Warning: further on in this post there are potential triggers for survivors and victims of childhood sexual abuse, and their parents.
Between the business and casual teaching, I have had a work filled week which has permitted not much of anything else. But it’s been a calm and soul filling week.
The kids at the school I am working a lot at are getting to know me and I am getting to know them. I like the staff I work directly with and am becoming a little emotionally connected. I have some blocks coming up too.
But the exciting news is that tomorrow I leave for the US. In forty eight hours or so I will be reunited with two of my tribe (from our meeting in India last year) and I am so excited. Nervous – I hate being in the way (a value thing) – and excited. I can’t wait to be in their space and share energy with them.
And the following week I head to Las Vegas for a friend’s wedding. And we are getting tattooed at Pussykat Tattoo Studio. And then she gets married and then I go to the Grand Canyon and then I fly home. A whirlwind trip incorporating time in two places I never thought of going to.
This is what my gap year/mid life crisis is about: exploring life’s potential and trusting that where I am drawn to, I am meant to be.
I have found a stillness within me. I’m meditating more and there is a calm in my mind and life. I am finding it infinitely easier to be and to exist for sustained periods of time in the present moment. I talk to my fear, to the odd pop of anxiety, to acknowledge it and then let it go. As a result, I am enjoying the things that I do because I am wholly present in them.

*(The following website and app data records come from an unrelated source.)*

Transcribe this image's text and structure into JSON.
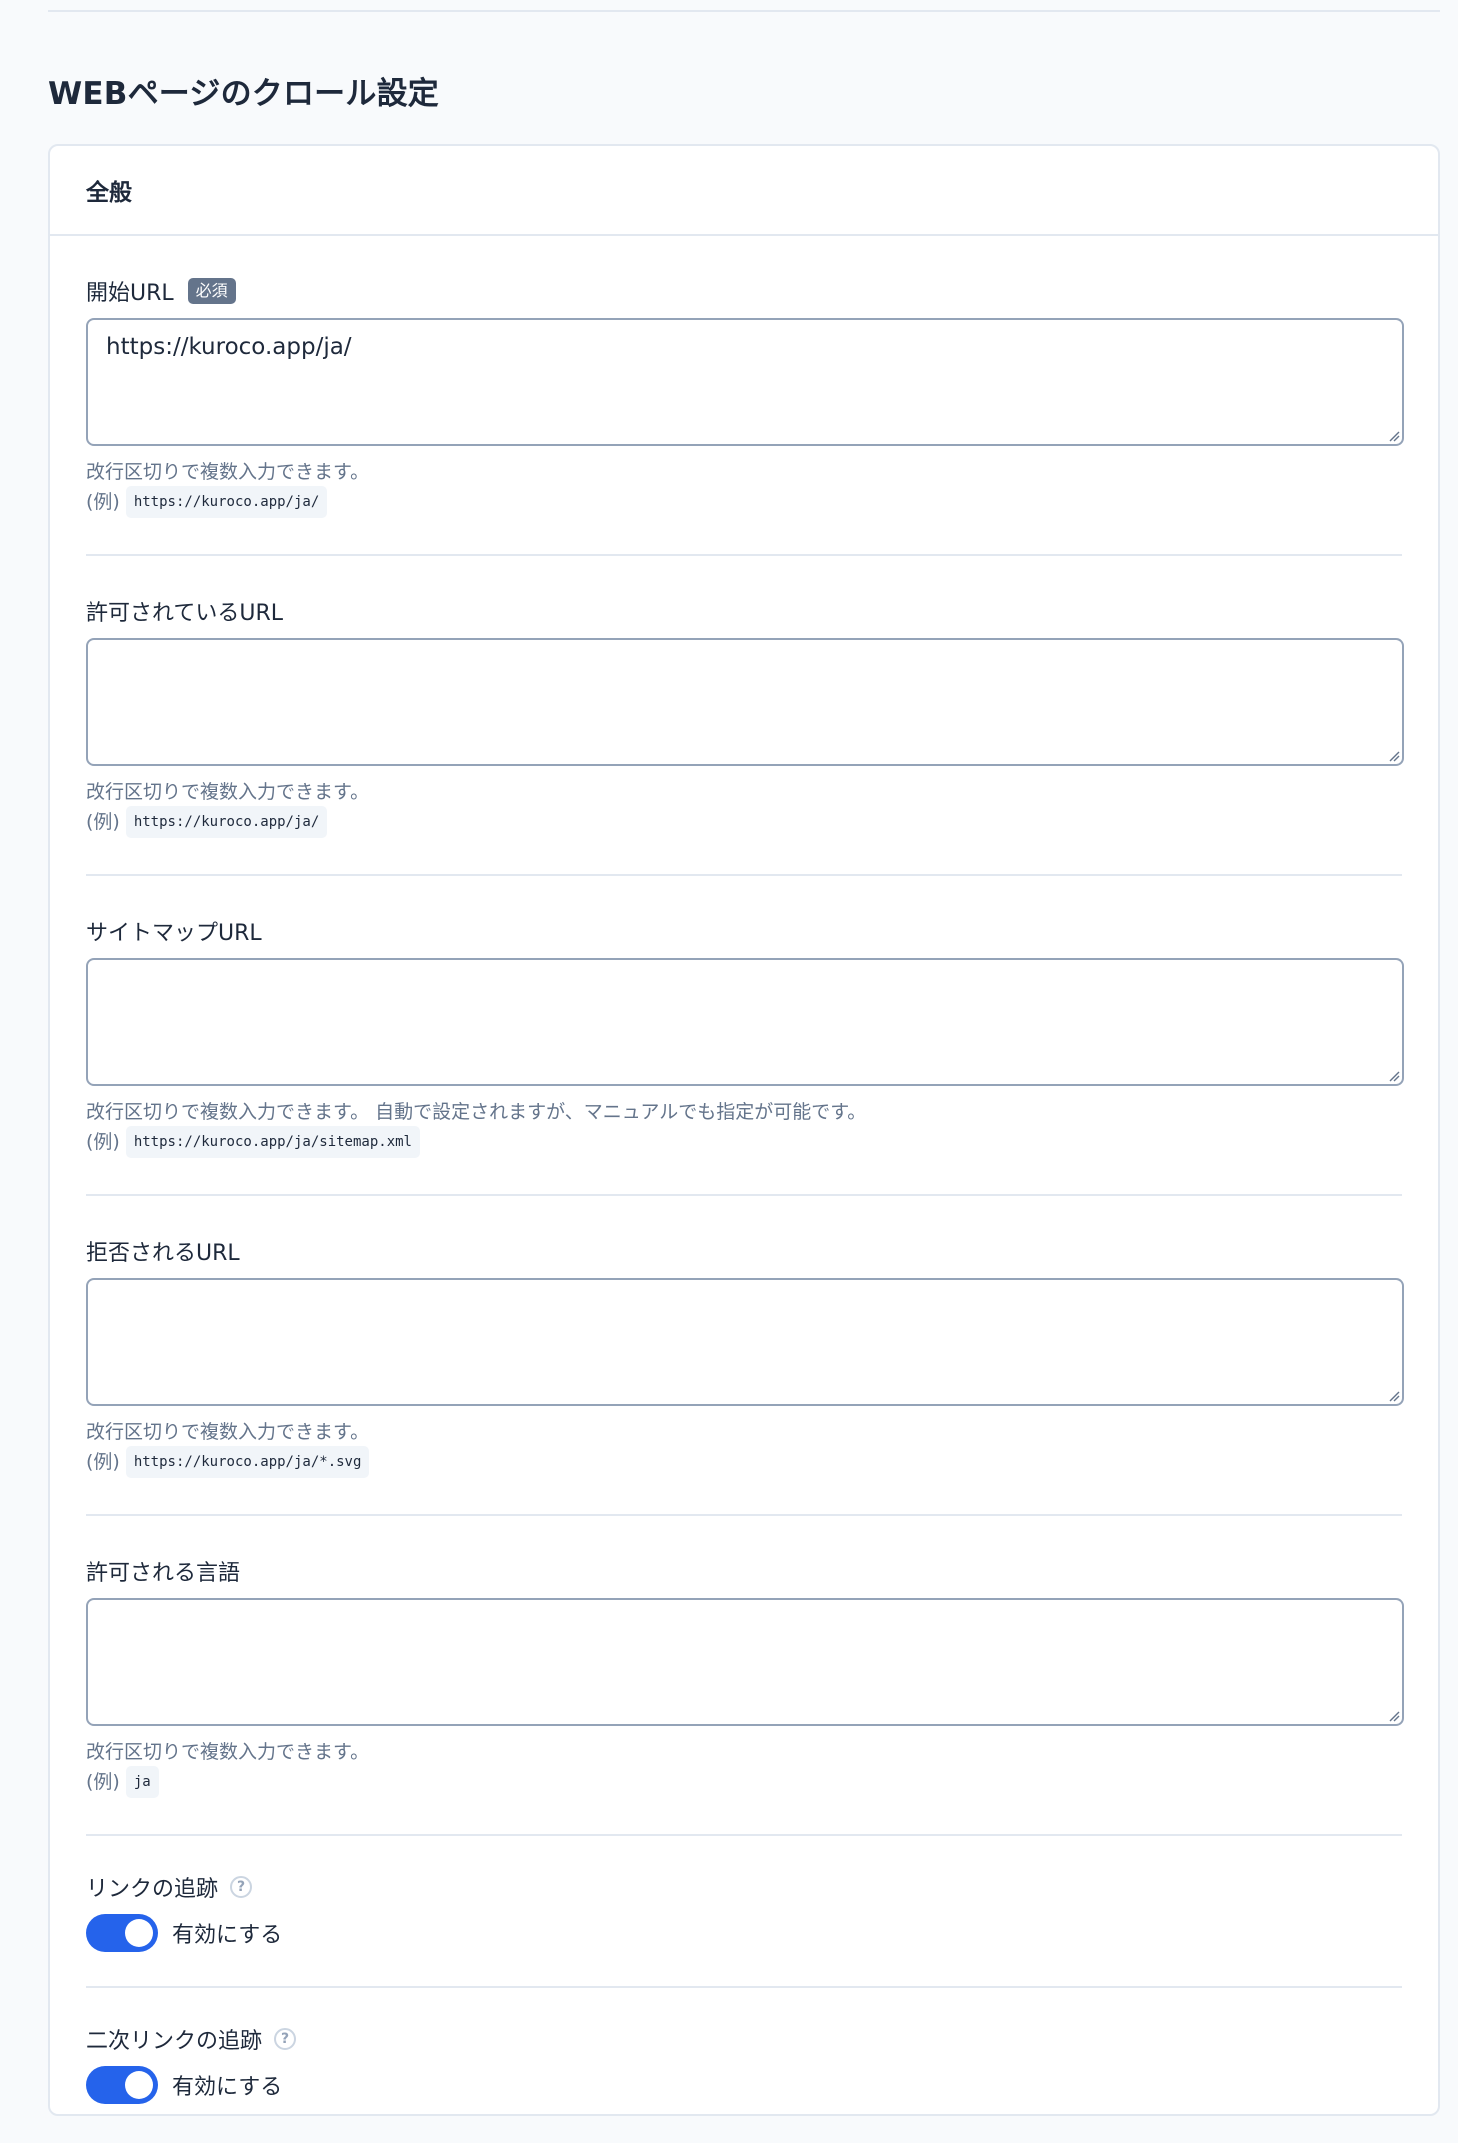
{
  "page": {
    "title": "WEBページのクロール設定"
  },
  "card": {
    "header": "全般"
  },
  "fields": [
    {
      "label": "開始URL",
      "required_badge": "必須",
      "value": "https://kuroco.app/ja/",
      "hint": "改行区切りで複数入力できます。",
      "example_prefix": "(例)",
      "example": "https://kuroco.app/ja/"
    },
    {
      "label": "許可されているURL",
      "value": "",
      "hint": "改行区切りで複数入力できます。",
      "example_prefix": "(例)",
      "example": "https://kuroco.app/ja/"
    },
    {
      "label": "サイトマップURL",
      "value": "",
      "hint": "改行区切りで複数入力できます。 自動で設定されますが、マニュアルでも指定が可能です。",
      "example_prefix": "(例)",
      "example": "https://kuroco.app/ja/sitemap.xml"
    },
    {
      "label": "拒否されるURL",
      "value": "",
      "hint": "改行区切りで複数入力できます。",
      "example_prefix": "(例)",
      "example": "https://kuroco.app/ja/*.svg"
    },
    {
      "label": "許可される言語",
      "value": "",
      "hint": "改行区切りで複数入力できます。",
      "example_prefix": "(例)",
      "example": "ja"
    }
  ],
  "toggles": [
    {
      "label": "リンクの追跡",
      "help": "?",
      "enabled": true,
      "text": "有効にする"
    },
    {
      "label": "二次リンクの追跡",
      "help": "?",
      "enabled": true,
      "text": "有効にする"
    }
  ],
  "colors": {
    "accent": "#2563eb",
    "badge": "#64748b",
    "border": "#e2e8f0"
  }
}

Teaching is my means to an end. It pays the bills. My business, my study and my writing is my soul work. These light me from within and bring me home.
I have always struggled to find inspiration and creative freedom to write whilst working, until now. During the week a block that I have found whilst writing my novel was lifted and I have been able to write in small chunks of time, at lunch, between clients, wherever I can, and it has just oozed out of me.
I am at peace. I have found a type of balance. For now. Interestingly, I’m not taking a laptop with me on my travels – iPad yes, phone yes, laptop no. I hate taking it out of my bag continually at security checkpoints and don’t use it enough to justify it. I will use my phone and transfer it when I get home.
My novel is about a teenage girl who is raped at a party. In the course of processing it, she learns more about herself, her friends, her family, and the world, than she ever wanted to know. It’s been easy to write at times and more difficult at others. I’ve been researching and have decided to include her mother’s perspective because the role of the mother, whilst pivotal, is never really explored.
I think my recent experiences of helplessness – through the issue that resulted in the investigation last year – will enable me to empathise with the role of mother in these circumstances – the paralysis, the fear, the not wanting to open a hornet nest, etc. I will obviously also research in other ways.
If you are the mother or father of a child who has been raped or sexually abused, I would love for you to write to me about your experiences if you feel that you can – not the specifics of the situation necessarily, but definitely your emotional/psychological journey. If you can.
Our children live in such an unsafe and disconnected world, I fear for them. Manchester’s events rocked all of us during the week. Targeting young people specifically is a very cruel strategy. But when I reflected further, we always have targeted young people, just not as noisily or blatantly.
The number of kids in care, or who should be, is ridiculous. The number of kids with parents who work so much they aren’t really present, grows. The number of kids subjected to sexual abuse, physical violence, neglect and emotional abuse, grows. CASA state that 20% of women and 10% of men have reported non-penetrative sexual assault occurred before they turned sixteen, and these numbers are significant disproportionate for indigenous adults.
Childhood sexual abuse really has become and has stayed a silent epidemic. The long term impact of sexual abuse incapacitates adults, which impacts society. It is an issue that requires a higher social profile because it needs to stop.
I know, am blessed to know many, and be, a survivor of childhood sexual abuse. I’m not whole. I am close to being whole. It has taken, and continues to take, effort and work to maintain emotional and psychological health. At forty six, the impact is significantly less on my life now than it used to be. I have worked hard and for a long time.
I love that practice, I think Chinese, where the cracks in a bowl are filled with gold – a beautiful metaphor for survivors of trauma. It is our cracks that make us vulnerable to breakage but when filled, make us more resilient and more beautiful than we otherwise would have been.
Yep. A quiet week but apparently not so quiet in my mind.